Springall lived in exciting times as London was remodelled after the turbulence of the Civil War period, plague and the Great Fire of 1666. The city was more outward looking, international trade was growing through London port, military success was being achieved abroad and more interest and investment was being expressed in art and culture. The quality of Springall’s work, like that of his leading contemporaries, represents the evolving style and fashions of late 17th and early 18th century Baroque London.

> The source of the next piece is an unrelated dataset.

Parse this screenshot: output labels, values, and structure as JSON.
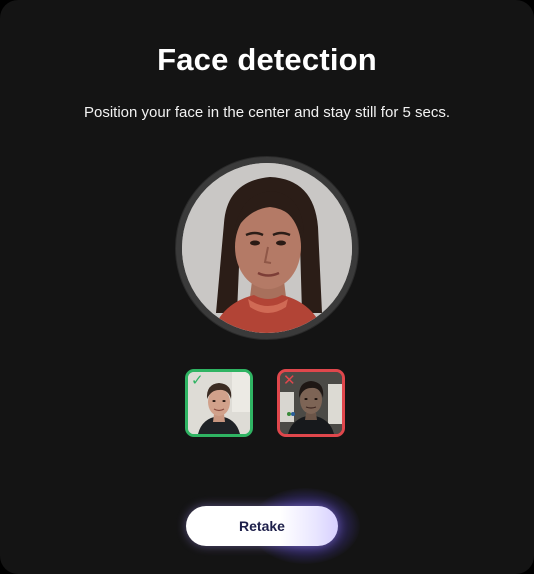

The hilt of this hanger is comprised of a bold faceted quillon block from which a downward facing rear quillon and a knuckle bow emerge. The pommel is formed as a cap on top of the natural stag horn grip. The top of the knuckle bow is fashioned as a hook which secures the bow into the pommel. The flattened quillon terminal features in bold relief a mounted caped horse rider on each side, possibly a representation of a huntsman. The feature is repeated in a diamond shaped panel in the middle of the knuckle bow on each side with floral sprays above and below. The maker’s stamp is struck just above one of these panels. The knuckle bow terminal is decorated with a floral design which is also applied to the quillon block. The shank of the pommel cap is decorated with a complex pattern of closely aligned crescents and arches between a rim above and below. The same pattern is present on the base ferrule of the grip. The pommel top has a pronounced ribbed button around which a circular panel has been formed containing in raised relief a crown above and below the button and the bust of a man on each side, the symbolism of which is unknown. The decoration in raised relief is highlighted by contrast with a stippled background.
The curved single edged blade is 18.75 inches long (just under 48 cm). The worn remains of the blade maker’s mark is present on one side. The hanger retains its original wooden scabbard with its red leather covering. The mounts are replacements and not original to the scabbard.
For further information on Francis Springall see Leslie Southwick, “London Silver-Hilted Swords, their makers, suppliers & allied traders, with directory”, 2001, Royal Armouries, page 228 for his biography.